Prebiotics vs Probiotics

Posted by Dani Kinn (@dkin1015) on Aug 6th 2019

Although prebiotics and probiotics sound very similar, these supplements have very different roles in the digestive system. Probiotics are bacteria that live naturally in your body and their role is to help the intestines break down food. Let’s break down each one and go into a little more depth. Prebiotics are made up of carbohydrates that your body is unable to digest. They serve as food for the probiotic bacteria that goes into your body.

Probiotics

Many types of bacteria are classified as probiotics, but the majority come from two different groups: Lactobacillus and Bifidobacterium. Lactobacillus is the most common probiotic and is found in yogurt and other fermented carbohydrates. It can help with diarrhea and can also help with people who cannot digest lactose. Bifidobacterium are found in some dairy products. It can help ease symptoms of irritable bowel syndrome. Naturally found in the large intestines, bifidobacteria fight harmful bacteria in the intestines, prevent constipation, and help boost the immune system. It can also help reduce intestinal concentrations of certain carcinogenic enzymes.

Probiotics can come in liquid or powder form. They usually need to be kept in the refrigerator to keep bacteria contained in them alive and ready to reproduce. A study in 2012 revealed that 4 million adults used probiotics for health benefits. Every probiotic is different because of the variations in the bacteria strains. Not all probiotics will work the same for you, and not everyone needs to take one. Make sure you look for a dairy-free probiotic if you are lactose intolerant avoid any probiotics with Candida if you have a yeast overgrowth.

Prebiotics

Prebiotics don’t actually contain bacteria. They act as fuel to help bacteria grow. All prebiotics are a type of dietary fiber. Chicory root, bananas, and asparagus are great sources of prebiotics that are good for gut bacteria. Other sources include onions, garlic, legumes, and artichokes. Prebiotics haven’t been found to be very beneficial by themselves. Prebiotics and probiotics used together is another story. When a food source contains both prebiotics and probiotics, the combination is called a synbiotic. Studies have shown that prebiotics and probiotics are effective for treating irritable bowel syndrome, allergic disorders, and the common cold. They have also been suggested as treatment for obesity and are being explored as a way to prevent cancer. Lastly, there is promising research to treat inflammatory arthritis.

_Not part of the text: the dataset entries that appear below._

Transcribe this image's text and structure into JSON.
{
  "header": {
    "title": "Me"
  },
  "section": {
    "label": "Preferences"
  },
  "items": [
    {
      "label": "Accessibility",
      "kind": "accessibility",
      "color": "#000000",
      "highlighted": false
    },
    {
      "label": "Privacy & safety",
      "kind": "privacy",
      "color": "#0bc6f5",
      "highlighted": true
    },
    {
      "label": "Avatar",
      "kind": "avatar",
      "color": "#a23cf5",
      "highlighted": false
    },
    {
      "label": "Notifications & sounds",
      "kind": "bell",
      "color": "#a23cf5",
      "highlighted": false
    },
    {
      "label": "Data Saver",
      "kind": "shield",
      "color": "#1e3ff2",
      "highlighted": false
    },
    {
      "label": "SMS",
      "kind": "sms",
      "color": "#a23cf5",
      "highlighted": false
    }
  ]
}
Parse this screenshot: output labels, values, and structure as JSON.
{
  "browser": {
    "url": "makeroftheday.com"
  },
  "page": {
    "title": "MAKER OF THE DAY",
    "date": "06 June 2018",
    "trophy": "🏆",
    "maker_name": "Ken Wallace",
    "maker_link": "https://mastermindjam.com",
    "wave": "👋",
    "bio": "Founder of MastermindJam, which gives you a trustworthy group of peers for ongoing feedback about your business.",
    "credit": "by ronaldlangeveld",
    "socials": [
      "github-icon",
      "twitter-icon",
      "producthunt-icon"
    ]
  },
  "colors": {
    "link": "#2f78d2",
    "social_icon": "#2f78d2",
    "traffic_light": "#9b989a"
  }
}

The Centers for Disease Control and Prevention state that prebiotics and probiotics are generally safe, however side effects can include constipation, gas, loose stool, loss of appetite, bloating, and acid reflux. Allergic reactions are also always a possibility. If you break out in hives or experience extreme pain after ingesting prebiotics or probiotics, call your doctor as soon as possible.